the Oracle and Sabre Deals. ECF No. 1. Swafford's initial
complaint asserted claims for: (1) breach of oral and/or
implied contract; (2) quantum meruit; (3) unjust enrichment;
(4) fraudulent misrepresentation; (5) negligent
misrepresentation; (6) violation of the California Labor
Code; (7) violations of the California Unfair Competition Law
(“UCL”), Cal. Bus. & Prof. Code § 17200;
and (8) punitive damages. Id.
October 19, 2018, IBM moved to dismiss Swafford's initial
complaint. ECF No. 24. On November 2, 2018, Swafford filed
his first amended complaint. ECF No. 32. As a result, the
Court denied as moot IBM's motion to dismiss
Swafford's initial complaint on November 12, 2018. ECF
November 2, 2018 amended complaint, Swafford asserted claims
for: (1) “[v]iolation of California Labor Code”;
(2) violations of the UCL, Cal. Bus. & Prof. Code §
17200; (3) fraudulent misrepresentation; (4) negligent
misrepresentation; (5) quantum meruit; (6) unjust enrichment;
and (7) punitive damages.
November 16, 2018, IBM moved to dismiss Swafford's first
amended complaint. ECF No. 42. On April 17, 2019, the Court
issued an order granting in part with prejudice, granting in
part without prejudice, and denying in part IBM's motion
to dismiss Swafford's first amended complaint
(“Order on the Motion to Dismiss”). ECF No. 69.
16, 2019, Swafford filed his second amended complaint
(“SAC”). ECF No. 71 (“SAC”). In the
SAC, Swafford asserts claims for: (1) violations of the UCL,
Cal. Bus. & Prof. Code § 17200; (2) fraudulent
misrepresentation; (3) negligent misrepresentation; (4)
quantum meruit; (5) unjust enrichment; and (6) punitive
damages. SAC ¶¶ 55-105. IBM answered the SAC on May
28, 2019. ECF No. 74.
filed the instant motion for summary judgment on July 25,
2019. ECF No. 82 (“Mot.”). Swafford opposed the

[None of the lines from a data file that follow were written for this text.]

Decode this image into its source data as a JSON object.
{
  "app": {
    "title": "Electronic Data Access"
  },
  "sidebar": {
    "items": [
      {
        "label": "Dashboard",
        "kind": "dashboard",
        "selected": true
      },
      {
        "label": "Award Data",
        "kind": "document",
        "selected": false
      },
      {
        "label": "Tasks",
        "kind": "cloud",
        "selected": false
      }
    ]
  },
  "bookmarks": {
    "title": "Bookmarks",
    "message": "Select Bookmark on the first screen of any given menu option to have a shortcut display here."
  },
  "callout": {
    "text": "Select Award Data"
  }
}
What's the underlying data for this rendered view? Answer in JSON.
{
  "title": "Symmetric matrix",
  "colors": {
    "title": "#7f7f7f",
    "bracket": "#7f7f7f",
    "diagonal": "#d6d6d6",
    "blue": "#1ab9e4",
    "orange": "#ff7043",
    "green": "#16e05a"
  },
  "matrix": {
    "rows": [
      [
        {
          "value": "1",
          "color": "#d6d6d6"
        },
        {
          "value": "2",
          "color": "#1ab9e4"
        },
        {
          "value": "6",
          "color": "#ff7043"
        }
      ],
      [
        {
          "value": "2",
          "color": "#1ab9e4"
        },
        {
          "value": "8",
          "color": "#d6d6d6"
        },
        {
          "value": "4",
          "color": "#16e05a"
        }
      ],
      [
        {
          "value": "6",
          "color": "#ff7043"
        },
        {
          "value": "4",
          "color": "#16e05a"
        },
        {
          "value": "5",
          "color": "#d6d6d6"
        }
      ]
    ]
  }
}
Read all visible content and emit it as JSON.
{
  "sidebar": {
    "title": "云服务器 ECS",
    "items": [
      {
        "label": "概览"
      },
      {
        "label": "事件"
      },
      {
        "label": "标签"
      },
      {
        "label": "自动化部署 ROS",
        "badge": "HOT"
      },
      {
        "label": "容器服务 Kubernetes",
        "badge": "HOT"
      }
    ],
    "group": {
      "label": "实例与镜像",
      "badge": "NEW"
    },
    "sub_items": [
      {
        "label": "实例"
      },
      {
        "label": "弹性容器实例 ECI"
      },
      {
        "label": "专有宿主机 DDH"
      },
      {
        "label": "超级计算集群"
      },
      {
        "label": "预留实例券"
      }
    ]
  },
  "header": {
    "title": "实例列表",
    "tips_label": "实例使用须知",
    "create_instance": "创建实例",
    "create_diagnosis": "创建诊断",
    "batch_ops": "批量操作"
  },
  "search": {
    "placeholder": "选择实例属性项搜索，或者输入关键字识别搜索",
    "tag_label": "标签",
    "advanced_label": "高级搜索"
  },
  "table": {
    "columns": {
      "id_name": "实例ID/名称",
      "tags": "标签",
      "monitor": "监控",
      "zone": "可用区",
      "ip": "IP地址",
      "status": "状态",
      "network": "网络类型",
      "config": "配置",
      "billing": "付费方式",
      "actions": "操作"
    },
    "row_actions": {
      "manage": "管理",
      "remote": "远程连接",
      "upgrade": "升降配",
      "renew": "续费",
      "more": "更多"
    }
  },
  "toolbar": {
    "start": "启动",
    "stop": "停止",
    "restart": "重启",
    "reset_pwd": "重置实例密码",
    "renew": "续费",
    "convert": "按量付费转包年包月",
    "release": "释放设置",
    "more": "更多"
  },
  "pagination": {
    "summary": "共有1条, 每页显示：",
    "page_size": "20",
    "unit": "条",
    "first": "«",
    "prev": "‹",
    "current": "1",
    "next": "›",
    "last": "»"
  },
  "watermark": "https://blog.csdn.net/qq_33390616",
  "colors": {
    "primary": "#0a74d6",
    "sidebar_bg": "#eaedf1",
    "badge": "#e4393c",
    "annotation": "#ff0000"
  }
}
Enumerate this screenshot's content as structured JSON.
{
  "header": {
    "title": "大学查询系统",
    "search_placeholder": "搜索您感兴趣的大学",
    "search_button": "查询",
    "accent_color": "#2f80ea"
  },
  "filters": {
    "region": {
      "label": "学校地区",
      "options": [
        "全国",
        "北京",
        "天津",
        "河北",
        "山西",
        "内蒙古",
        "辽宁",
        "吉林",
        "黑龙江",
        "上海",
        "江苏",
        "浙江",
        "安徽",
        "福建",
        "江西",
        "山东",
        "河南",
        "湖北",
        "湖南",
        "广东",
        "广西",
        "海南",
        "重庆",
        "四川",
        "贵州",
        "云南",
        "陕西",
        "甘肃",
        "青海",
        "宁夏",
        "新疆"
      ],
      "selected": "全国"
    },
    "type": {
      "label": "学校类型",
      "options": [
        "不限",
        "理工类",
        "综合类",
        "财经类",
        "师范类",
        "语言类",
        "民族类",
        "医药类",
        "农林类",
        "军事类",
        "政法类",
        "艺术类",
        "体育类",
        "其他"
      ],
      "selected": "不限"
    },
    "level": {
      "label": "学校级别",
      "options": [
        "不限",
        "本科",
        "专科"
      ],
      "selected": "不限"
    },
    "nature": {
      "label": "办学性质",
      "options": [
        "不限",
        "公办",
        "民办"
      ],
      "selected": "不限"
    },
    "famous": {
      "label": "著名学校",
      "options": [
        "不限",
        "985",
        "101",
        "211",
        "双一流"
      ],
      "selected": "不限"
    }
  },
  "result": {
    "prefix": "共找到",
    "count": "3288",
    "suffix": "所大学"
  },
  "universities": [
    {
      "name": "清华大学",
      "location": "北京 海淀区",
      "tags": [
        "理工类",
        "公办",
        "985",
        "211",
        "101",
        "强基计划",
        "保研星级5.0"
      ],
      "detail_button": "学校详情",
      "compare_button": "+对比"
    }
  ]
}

motion for summary judgment on August 21, 2019, ECF No. 83
(“Opp.”), and IBM replied on September 5, 2019,
ECF No. 85 (“Reply”). Further, on September 30,
2019, IBM ...